■ **Try it**: Could all of the entries be written out exactly, with any pictures omitted?

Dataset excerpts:
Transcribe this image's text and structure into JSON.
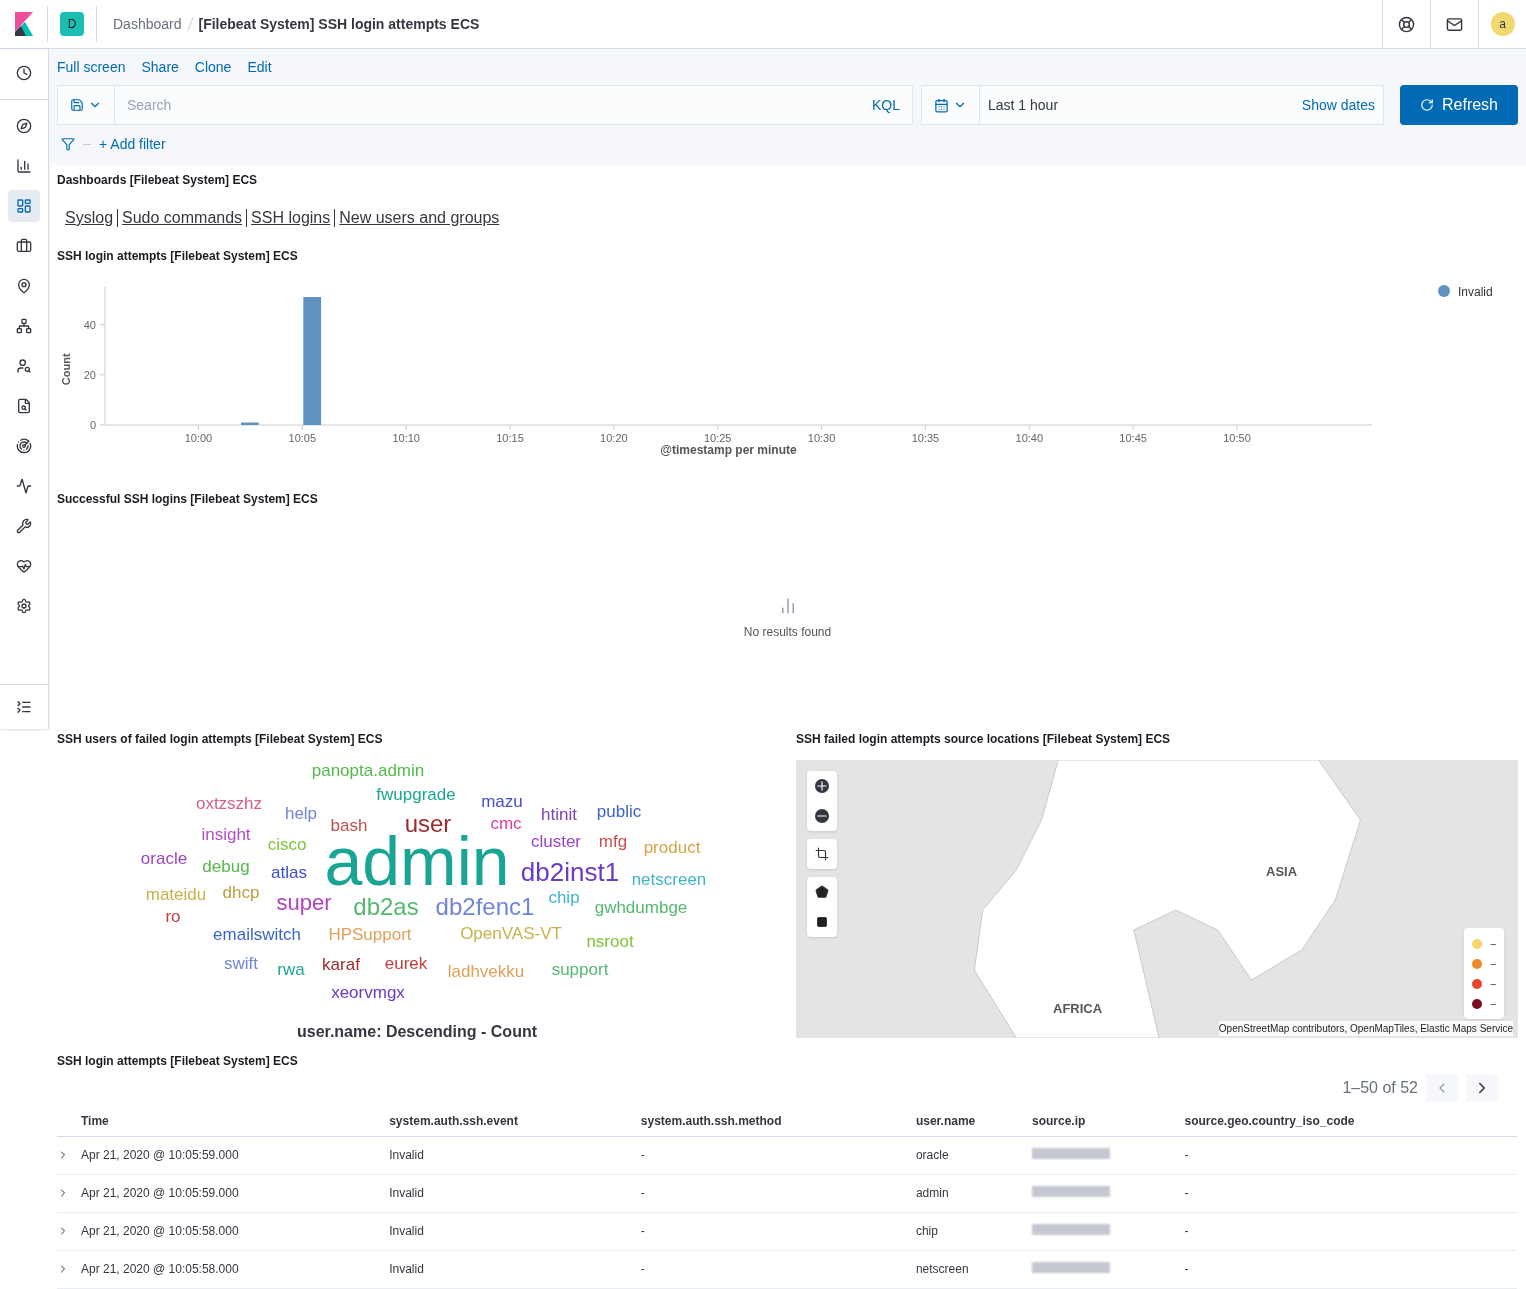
{
  "header": {
    "space_initial": "D",
    "breadcrumbs": [
      "Dashboard",
      "[Filebeat System] SSH login attempts ECS"
    ],
    "avatar_initial": "a"
  },
  "sidebar": {
    "items": [
      {
        "selected": false
      },
      {
        "selected": false
      },
      {
        "selected": false
      },
      {
        "selected": true
      },
      {
        "selected": false
      },
      {
        "selected": false
      },
      {
        "selected": false
      },
      {
        "selected": false
      },
      {
        "selected": false
      },
      {
        "selected": false
      },
      {
        "selected": false
      },
      {
        "selected": false
      },
      {
        "selected": false
      },
      {
        "selected": false
      }
    ]
  },
  "top_nav": [
    "Full screen",
    "Share",
    "Clone",
    "Edit"
  ],
  "query_bar": {
    "placeholder": "Search",
    "language": "KQL",
    "time_range": "Last 1 hour",
    "show_dates": "Show dates",
    "refresh": "Refresh"
  },
  "filter_bar": {
    "add_filter": "+ Add filter"
  },
  "panels": {
    "links": {
      "title": "Dashboards [Filebeat System] ECS",
      "links": [
        "Syslog",
        "Sudo commands",
        "SSH logins",
        "New users and groups"
      ]
    },
    "histogram": {
      "title": "SSH login attempts [Filebeat System] ECS",
      "chart_data": {
        "type": "bar",
        "xlabel": "@timestamp per minute",
        "ylabel": "Count",
        "categories": [
          null,
          null,
          null,
          null,
          "10:00",
          null,
          null,
          null,
          null,
          "10:05",
          null,
          null,
          null,
          null,
          "10:10",
          null,
          null,
          null,
          null,
          "10:15",
          null,
          null,
          null,
          null,
          "10:20",
          null,
          null,
          null,
          null,
          "10:25",
          null,
          null,
          null,
          null,
          "10:30",
          null,
          null,
          null,
          null,
          "10:35",
          null,
          null,
          null,
          null,
          "10:40",
          null,
          null,
          null,
          null,
          "10:45",
          null,
          null,
          null,
          null,
          "10:50",
          null,
          null,
          null,
          null,
          null
        ],
        "series": [
          {
            "name": "Invalid",
            "color": "#6092c0",
            "values": [
              null,
              null,
              null,
              null,
              null,
              null,
              1,
              null,
              null,
              51,
              null,
              null,
              null,
              null,
              null,
              null,
              null,
              null,
              null,
              null,
              null,
              null,
              null,
              null,
              null,
              null,
              null,
              null,
              null,
              null,
              null,
              null,
              null,
              null,
              null,
              null,
              null,
              null,
              null,
              null,
              null,
              null,
              null,
              null,
              null,
              null,
              null,
              null,
              null,
              null,
              null,
              null,
              null,
              null,
              null,
              null,
              null,
              null,
              null,
              null
            ]
          }
        ],
        "ylim": [
          0,
          55
        ],
        "yticks": [
          0,
          20,
          40
        ]
      }
    },
    "successful": {
      "title": "Successful SSH logins [Filebeat System] ECS",
      "empty_message": "No results found"
    },
    "tag_cloud": {
      "title": "SSH users of failed login attempts [Filebeat System] ECS",
      "caption": "user.name: Descending - Count",
      "words": [
        {
          "text": "panopta.admin",
          "color": "#54b849"
        },
        {
          "text": "fwupgrade",
          "color": "#1ea593"
        },
        {
          "text": "oxtzszhz",
          "color": "#d36086"
        },
        {
          "text": "help",
          "color": "#6f86d8"
        },
        {
          "text": "mazu",
          "color": "#4650c3"
        },
        {
          "text": "htinit",
          "color": "#7a3fb5"
        },
        {
          "text": "public",
          "color": "#3d63c4"
        },
        {
          "text": "bash",
          "color": "#c0504d"
        },
        {
          "text": "user",
          "color": "#9c2b2b"
        },
        {
          "text": "cmc",
          "color": "#d33fa0"
        },
        {
          "text": "insight",
          "color": "#b04fc0"
        },
        {
          "text": "cisco",
          "color": "#7fc23a"
        },
        {
          "text": "admin",
          "color": "#18a594"
        },
        {
          "text": "cluster",
          "color": "#9943c7"
        },
        {
          "text": "mfg",
          "color": "#d04a4a"
        },
        {
          "text": "product",
          "color": "#d6a34a"
        },
        {
          "text": "oracle",
          "color": "#9b45c4"
        },
        {
          "text": "debug",
          "color": "#56b84a"
        },
        {
          "text": "atlas",
          "color": "#3f4ec4"
        },
        {
          "text": "db2inst1",
          "color": "#6c3bc4"
        },
        {
          "text": "netscreen",
          "color": "#40b4c8"
        },
        {
          "text": "mateidu",
          "color": "#c9b04a"
        },
        {
          "text": "dhcp",
          "color": "#c09b40"
        },
        {
          "text": "super",
          "color": "#b43fc4"
        },
        {
          "text": "db2as",
          "color": "#54b870"
        },
        {
          "text": "db2fenc1",
          "color": "#6f86d8"
        },
        {
          "text": "chip",
          "color": "#40b4c9"
        },
        {
          "text": "gwhdumbge",
          "color": "#54b871"
        },
        {
          "text": "ro",
          "color": "#c0403f"
        },
        {
          "text": "emailswitch",
          "color": "#3d63c5"
        },
        {
          "text": "HPSupport",
          "color": "#e0a05a"
        },
        {
          "text": "OpenVAS-VT",
          "color": "#c9b04b"
        },
        {
          "text": "nsroot",
          "color": "#7fc23b"
        },
        {
          "text": "swift",
          "color": "#6f86d9"
        },
        {
          "text": "rwa",
          "color": "#1ea595"
        },
        {
          "text": "karaf",
          "color": "#9c2b2c"
        },
        {
          "text": "eurek",
          "color": "#c04040"
        },
        {
          "text": "ladhvekku",
          "color": "#e0a05b"
        },
        {
          "text": "support",
          "color": "#54b872"
        },
        {
          "text": "xeorvmgx",
          "color": "#6c3bc5"
        }
      ]
    },
    "map": {
      "title": "SSH failed login attempts source locations [Filebeat System] ECS",
      "labels": [
        "ASIA",
        "AFRICA"
      ],
      "attribution": "OpenStreetMap contributors, OpenMapTiles, Elastic Maps Service",
      "legend": [
        {
          "color": "#f5d56b",
          "label": "–"
        },
        {
          "color": "#ee8a2c",
          "label": "–"
        },
        {
          "color": "#e6452b",
          "label": "–"
        },
        {
          "color": "#7a0d1d",
          "label": "–"
        }
      ]
    },
    "table": {
      "title": "SSH login attempts [Filebeat System] ECS",
      "pagination": "1–50 of 52",
      "columns": [
        "Time",
        "system.auth.ssh.event",
        "system.auth.ssh.method",
        "user.name",
        "source.ip",
        "source.geo.country_iso_code"
      ],
      "rows": [
        {
          "time": "Apr 21, 2020 @ 10:05:59.000",
          "event": "Invalid",
          "method": "-",
          "user": "oracle",
          "country": "-"
        },
        {
          "time": "Apr 21, 2020 @ 10:05:59.000",
          "event": "Invalid",
          "method": "-",
          "user": "admin",
          "country": "-"
        },
        {
          "time": "Apr 21, 2020 @ 10:05:58.000",
          "event": "Invalid",
          "method": "-",
          "user": "chip",
          "country": "-"
        },
        {
          "time": "Apr 21, 2020 @ 10:05:58.000",
          "event": "Invalid",
          "method": "-",
          "user": "netscreen",
          "country": "-"
        }
      ]
    }
  }
}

■ **The answer**:
Transcribe this image's text and structure into JSON.
{
  "header": {
    "space_initial": "D",
    "breadcrumbs": [
      "Dashboard",
      "[Filebeat System] SSH login attempts ECS"
    ],
    "avatar_initial": "a"
  },
  "sidebar": {
    "items": [
      {
        "selected": false
      },
      {
        "selected": false
      },
      {
        "selected": false
      },
      {
        "selected": true
      },
      {
        "selected": false
      },
      {
        "selected": false
      },
      {
        "selected": false
      },
      {
        "selected": false
      },
      {
        "selected": false
      },
      {
        "selected": false
      },
      {
        "selected": false
      },
      {
        "selected": false
      },
      {
        "selected": false
      },
      {
        "selected": false
      }
    ]
  },
  "top_nav": [
    "Full screen",
    "Share",
    "Clone",
    "Edit"
  ],
  "query_bar": {
    "placeholder": "Search",
    "language": "KQL",
    "time_range": "Last 1 hour",
    "show_dates": "Show dates",
    "refresh": "Refresh"
  },
  "filter_bar": {
    "add_filter": "+ Add filter"
  },
  "panels": {
    "links": {
      "title": "Dashboards [Filebeat System] ECS",
      "links": [
        "Syslog",
        "Sudo commands",
        "SSH logins",
        "New users and groups"
      ]
    },
    "histogram": {
      "title": "SSH login attempts [Filebeat System] ECS",
      "chart_data": {
        "type": "bar",
        "xlabel": "@timestamp per minute",
        "ylabel": "Count",
        "categories": [
          null,
          null,
          null,
          null,
          "10:00",
          null,
          null,
          null,
          null,
          "10:05",
          null,
          null,
          null,
          null,
          "10:10",
          null,
          null,
          null,
          null,
          "10:15",
          null,
          null,
          null,
          null,
          "10:20",
          null,
          null,
          null,
          null,
          "10:25",
          null,
          null,
          null,
          null,
          "10:30",
          null,
          null,
          null,
          null,
          "10:35",
          null,
          null,
          null,
          null,
          "10:40",
          null,
          null,
          null,
          null,
          "10:45",
          null,
          null,
          null,
          null,
          "10:50",
          null,
          null,
          null,
          null,
          null
        ],
        "series": [
          {
            "name": "Invalid",
            "color": "#6092c0",
            "values": [
              null,
              null,
              null,
              null,
              null,
              null,
              1,
              null,
              null,
              51,
              null,
              null,
              null,
              null,
              null,
              null,
              null,
              null,
              null,
              null,
              null,
              null,
              null,
              null,
              null,
              null,
              null,
              null,
              null,
              null,
              null,
              null,
              null,
              null,
              null,
              null,
              null,
              null,
              null,
              null,
              null,
              null,
              null,
              null,
              null,
              null,
              null,
              null,
              null,
              null,
              null,
              null,
              null,
              null,
              null,
              null,
              null,
              null,
              null,
              null
            ]
          }
        ],
        "ylim": [
          0,
          55
        ],
        "yticks": [
          0,
          20,
          40
        ]
      }
    },
    "successful": {
      "title": "Successful SSH logins [Filebeat System] ECS",
      "empty_message": "No results found"
    },
    "tag_cloud": {
      "title": "SSH users of failed login attempts [Filebeat System] ECS",
      "caption": "user.name: Descending - Count",
      "words": [
        {
          "text": "panopta.admin",
          "color": "#54b849"
        },
        {
          "text": "fwupgrade",
          "color": "#1ea593"
        },
        {
          "text": "oxtzszhz",
          "color": "#d36086"
        },
        {
          "text": "help",
          "color": "#6f86d8"
        },
        {
          "text": "mazu",
          "color": "#4650c3"
        },
        {
          "text": "htinit",
          "color": "#7a3fb5"
        },
        {
          "text": "public",
          "color": "#3d63c4"
        },
        {
          "text": "bash",
          "color": "#c0504d"
        },
        {
          "text": "user",
          "color": "#9c2b2b"
        },
        {
          "text": "cmc",
          "color": "#d33fa0"
        },
        {
          "text": "insight",
          "color": "#b04fc0"
        },
        {
          "text": "cisco",
          "color": "#7fc23a"
        },
        {
          "text": "admin",
          "color": "#18a594"
        },
        {
          "text": "cluster",
          "color": "#9943c7"
        },
        {
          "text": "mfg",
          "color": "#d04a4a"
        },
        {
          "text": "product",
          "color": "#d6a34a"
        },
        {
          "text": "oracle",
          "color": "#9b45c4"
        },
        {
          "text": "debug",
          "color": "#56b84a"
        },
        {
          "text": "atlas",
          "color": "#3f4ec4"
        },
        {
          "text": "db2inst1",
          "color": "#6c3bc4"
        },
        {
          "text": "netscreen",
          "color": "#40b4c8"
        },
        {
          "text": "mateidu",
          "color": "#c9b04a"
        },
        {
          "text": "dhcp",
          "color": "#c09b40"
        },
        {
          "text": "super",
          "color": "#b43fc4"
        },
        {
          "text": "db2as",
          "color": "#54b870"
        },
        {
          "text": "db2fenc1",
          "color": "#6f86d8"
        },
        {
          "text": "chip",
          "color": "#40b4c9"
        },
        {
          "text": "gwhdumbge",
          "color": "#54b871"
        },
        {
          "text": "ro",
          "color": "#c0403f"
        },
        {
          "text": "emailswitch",
          "color": "#3d63c5"
        },
        {
          "text": "HPSupport",
          "color": "#e0a05a"
        },
        {
          "text": "OpenVAS-VT",
          "color": "#c9b04b"
        },
        {
          "text": "nsroot",
          "color": "#7fc23b"
        },
        {
          "text": "swift",
          "color": "#6f86d9"
        },
        {
          "text": "rwa",
          "color": "#1ea595"
        },
        {
          "text": "karaf",
          "color": "#9c2b2c"
        },
        {
          "text": "eurek",
          "color": "#c04040"
        },
        {
          "text": "ladhvekku",
          "color": "#e0a05b"
        },
        {
          "text": "support",
          "color": "#54b872"
        },
        {
          "text": "xeorvmgx",
          "color": "#6c3bc5"
        }
      ]
    },
    "map": {
      "title": "SSH failed login attempts source locations [Filebeat System] ECS",
      "labels": [
        "ASIA",
        "AFRICA"
      ],
      "attribution": "OpenStreetMap contributors, OpenMapTiles, Elastic Maps Service",
      "legend": [
        {
          "color": "#f5d56b",
          "label": "–"
        },
        {
          "color": "#ee8a2c",
          "label": "–"
        },
        {
          "color": "#e6452b",
          "label": "–"
        },
        {
          "color": "#7a0d1d",
          "label": "–"
        }
      ]
    },
    "table": {
      "title": "SSH login attempts [Filebeat System] ECS",
      "pagination": "1–50 of 52",
      "columns": [
        "Time",
        "system.auth.ssh.event",
        "system.auth.ssh.method",
        "user.name",
        "source.ip",
        "source.geo.country_iso_code"
      ],
      "rows": [
        {
          "time": "Apr 21, 2020 @ 10:05:59.000",
          "event": "Invalid",
          "method": "-",
          "user": "oracle",
          "country": "-"
        },
        {
          "time": "Apr 21, 2020 @ 10:05:59.000",
          "event": "Invalid",
          "method": "-",
          "user": "admin",
          "country": "-"
        },
        {
          "time": "Apr 21, 2020 @ 10:05:58.000",
          "event": "Invalid",
          "method": "-",
          "user": "chip",
          "country": "-"
        },
        {
          "time": "Apr 21, 2020 @ 10:05:58.000",
          "event": "Invalid",
          "method": "-",
          "user": "netscreen",
          "country": "-"
        }
      ]
    }
  }
}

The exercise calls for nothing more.